This is my weekly post for the Loose Blogger Consortium. We are a group of bloggers from different parts of the world with diverse views and styles of writing, and we post simultaneously (well, we try to) on a weekly basis on a given topic.  Our members  are, in no particular order,    AkankshaDelirious, Padmini, AshokConrad, gaelikaa, Grannymar, and Rummuser. This topic 'Respect for Life' was chosen by Conrad.

If you would like to leave a comment please click on the heading and wait for the Intense Debate Comment System to load.  Thank you.

Popular posts from this blog


Many years ago, when I lived in Dublin, I met someone nice and started dating. I wasn't serious, I just thought we could have nice interesting discussions about India, which I found absolutely fascinating, as I was working in the Embassy of India back then. I had no intention of getting attached with a foreigner, with all the attendant cultural problems. I was happy living in Ireland and the idea of marriage couldn't have been further from my mind.

We both thought we could just keep things in control. One day, after a lot of emotional turmoil and denial, it hit us both that we were in love. Truly. Madly. Irrevocably. To the point where we couldn't live without each other. I'd known about the Indian system of arranged marriages and when it occurred to me that he would probably be married off by his family as soon as he returned to India, I felt physically ill at the thought. We are both tenacious and patient people. We realised that bringing our two worlds together would…

Five Ways Social Media Has Changed Our Lives
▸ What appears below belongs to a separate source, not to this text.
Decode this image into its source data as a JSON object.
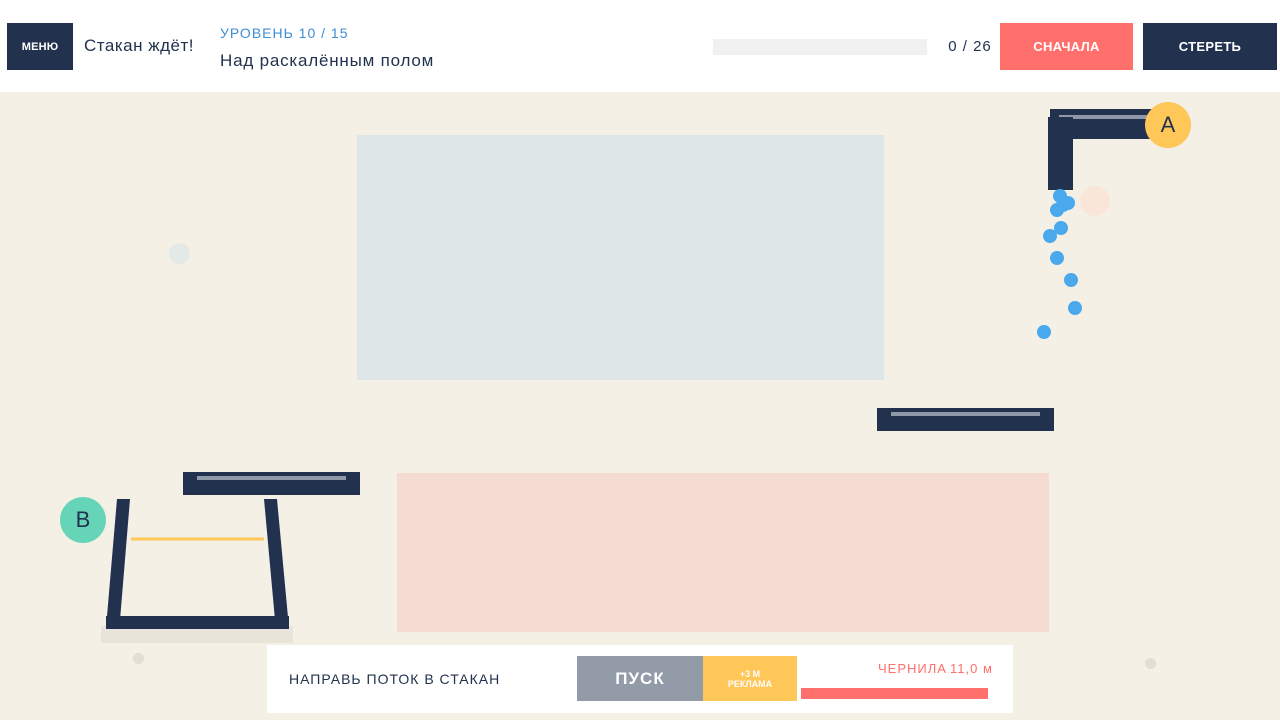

Has social media changed the way we live? You bet it has! I’ve been in India for 22 years and have visited home in Ireland maybe half-a-dozen times. The biggest challenge about this, for me, has always been coping with the difficulty of making contact with old friends and family. However, that’s all over now, thanks to Facebook. I check my phone every morning and read that uncle Ned in Dublin is furious over the biased referee in the boxing match or that my cousin Paula in Dublin went to see Take That in concert (or whoever!). I speak to my cousin Veronica in Scotland every few days thanks to WhatsApp. We haven’t spoken this frequently since we wrote to each other as kids. Social media has definitely changed our lives forever. I can think of at least five ways that social in which it has affected life as we know it.

Social media makes the world more accessible to us. This is a fact. The world is at your fingertips. Find out which of your friends and family are on Facebook and once you …

Kipling Got it Wrong! Or Eastern and Western Culture - Reflections

What Is Culture?
I’m opening this blog post with a question. What is that elusive concept which is commonly known as ‘culture? Culture is way of life. How we live. What our values are.  Our customs, attitudes and perceptions. And also, I suppose, how we express ourselves in art through, such as music, dance, theatre and cinema.  It’s quite a comprehensive area and not too easy to define, really.

The Journey
I was born in what is commonly known as ‘the west’. I lived in Ireland for the first thirty years of my life. When I was thirty, I married my husband and came out to India to live here with him. That was the beginning of an interesting journey, which is still evolving. I must have had some east/west comparison stereotypes in my head. But in India, I found that the people I met had huge stereotypes in their heads about what they called ‘western culture’ and ‘western way of life’. Not long after I arrived in India, I was struck by the number of people who said things to me like ‘in the …